Please ask to see the birth plan or what the couple has in the plan as soon as they enter your care! Seems simple enough, but surprisingly, this easy step can be overlooked and can cause confusion and anxiety.
"Remember that this is the most important day/event in the lives of the parents-to-be, and not to lose sight of this," says Whitehead. "As people working around labor, birth and new babies every day, it’s very easy for us to become desensitized to the experience."
"Though as a nurse, you know and have witnessed that bad things can happen, when a normal, low-risk mom-to-be enters the hospital to give birth, she should not be unnecessarily told or reminded of this fact," says Whitehead.
"If a couple has a strong desire to have a drug-free, natural birth, please do not undercut their wishes by dangling the carrot," says Whitehead.

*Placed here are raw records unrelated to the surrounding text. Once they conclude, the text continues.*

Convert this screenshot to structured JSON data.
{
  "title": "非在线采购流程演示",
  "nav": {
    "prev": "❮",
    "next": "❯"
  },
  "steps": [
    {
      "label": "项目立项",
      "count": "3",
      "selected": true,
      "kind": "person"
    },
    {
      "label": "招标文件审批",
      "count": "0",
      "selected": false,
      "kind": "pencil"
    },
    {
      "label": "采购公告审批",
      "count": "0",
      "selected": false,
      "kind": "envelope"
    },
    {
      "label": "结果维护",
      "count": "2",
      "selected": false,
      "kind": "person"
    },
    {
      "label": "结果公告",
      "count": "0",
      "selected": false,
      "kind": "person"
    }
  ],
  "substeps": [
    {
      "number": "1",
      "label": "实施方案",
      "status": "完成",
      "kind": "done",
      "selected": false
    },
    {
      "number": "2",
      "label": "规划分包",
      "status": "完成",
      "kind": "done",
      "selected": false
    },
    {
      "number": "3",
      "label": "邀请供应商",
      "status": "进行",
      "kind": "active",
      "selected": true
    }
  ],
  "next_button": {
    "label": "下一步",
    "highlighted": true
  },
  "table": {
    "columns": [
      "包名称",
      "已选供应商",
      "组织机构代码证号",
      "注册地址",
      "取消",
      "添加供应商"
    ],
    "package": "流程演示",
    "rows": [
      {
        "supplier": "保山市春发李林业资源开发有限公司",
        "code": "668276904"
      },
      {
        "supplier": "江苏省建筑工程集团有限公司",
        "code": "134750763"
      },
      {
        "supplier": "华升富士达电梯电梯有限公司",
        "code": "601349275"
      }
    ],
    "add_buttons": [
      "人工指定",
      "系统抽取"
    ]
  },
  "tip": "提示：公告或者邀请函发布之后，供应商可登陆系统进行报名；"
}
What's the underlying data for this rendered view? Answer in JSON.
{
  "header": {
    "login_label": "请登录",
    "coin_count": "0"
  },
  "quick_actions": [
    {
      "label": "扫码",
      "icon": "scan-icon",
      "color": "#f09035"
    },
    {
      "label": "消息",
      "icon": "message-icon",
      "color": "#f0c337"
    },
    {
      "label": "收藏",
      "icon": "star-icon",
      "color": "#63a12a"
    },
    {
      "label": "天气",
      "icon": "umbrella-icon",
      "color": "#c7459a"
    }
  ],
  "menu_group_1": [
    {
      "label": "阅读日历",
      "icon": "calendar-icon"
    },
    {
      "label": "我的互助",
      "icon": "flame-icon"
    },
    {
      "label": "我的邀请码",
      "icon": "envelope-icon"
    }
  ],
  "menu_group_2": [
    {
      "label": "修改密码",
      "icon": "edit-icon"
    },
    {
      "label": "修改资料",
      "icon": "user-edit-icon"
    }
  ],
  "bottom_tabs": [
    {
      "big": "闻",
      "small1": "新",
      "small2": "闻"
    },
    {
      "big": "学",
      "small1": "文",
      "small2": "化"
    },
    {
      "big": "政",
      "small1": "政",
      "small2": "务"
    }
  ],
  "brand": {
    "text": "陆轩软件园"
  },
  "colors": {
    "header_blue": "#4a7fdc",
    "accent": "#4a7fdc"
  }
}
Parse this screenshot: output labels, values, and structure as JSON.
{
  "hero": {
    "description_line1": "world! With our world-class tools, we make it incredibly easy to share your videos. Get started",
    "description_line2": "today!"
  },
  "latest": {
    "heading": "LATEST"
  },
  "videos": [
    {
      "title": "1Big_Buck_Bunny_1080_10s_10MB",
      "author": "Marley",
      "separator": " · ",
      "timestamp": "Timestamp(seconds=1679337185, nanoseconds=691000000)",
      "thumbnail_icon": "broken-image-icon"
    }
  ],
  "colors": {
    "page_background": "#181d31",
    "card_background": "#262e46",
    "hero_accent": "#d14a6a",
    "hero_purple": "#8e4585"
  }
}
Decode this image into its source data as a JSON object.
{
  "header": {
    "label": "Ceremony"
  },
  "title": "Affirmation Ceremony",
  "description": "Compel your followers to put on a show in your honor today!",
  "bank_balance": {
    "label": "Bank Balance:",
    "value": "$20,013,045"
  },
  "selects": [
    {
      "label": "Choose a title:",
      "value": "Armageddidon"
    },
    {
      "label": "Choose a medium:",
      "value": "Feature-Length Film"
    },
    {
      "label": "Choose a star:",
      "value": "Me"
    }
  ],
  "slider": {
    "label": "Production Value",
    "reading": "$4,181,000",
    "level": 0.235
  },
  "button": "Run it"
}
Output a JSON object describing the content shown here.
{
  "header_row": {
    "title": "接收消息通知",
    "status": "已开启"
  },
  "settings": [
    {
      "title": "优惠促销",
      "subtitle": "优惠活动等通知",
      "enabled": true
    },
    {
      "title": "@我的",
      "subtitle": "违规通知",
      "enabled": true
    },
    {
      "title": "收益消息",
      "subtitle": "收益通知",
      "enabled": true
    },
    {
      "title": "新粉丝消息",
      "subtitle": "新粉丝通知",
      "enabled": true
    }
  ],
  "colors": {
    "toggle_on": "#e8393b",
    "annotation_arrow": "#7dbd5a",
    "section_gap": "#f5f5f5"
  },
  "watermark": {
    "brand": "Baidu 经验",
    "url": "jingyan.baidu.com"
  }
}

Whitehead’s advice: "If the parents-to-be have chosen the support of a doula, please back them in that decision. A good doula is there to help you do your job better and more easily. Though ultimately she is there to help the parents achieve their birth plan, she does understand that things can change. On the other side, an attentive doula will also request (and challenge gently) certain areas she feels will benefit her client, such as mobility with a wireless tocodynamometer or a birth ball to help manage contractions."
Even for nurses who have been on the other side of the birth plan, it’s easy to lose sight of the patient experience—especially on those crazy busy shifts when you barely have a moment to think. New nurses may be exposed to different opinions during clinicals from nurses on the floor.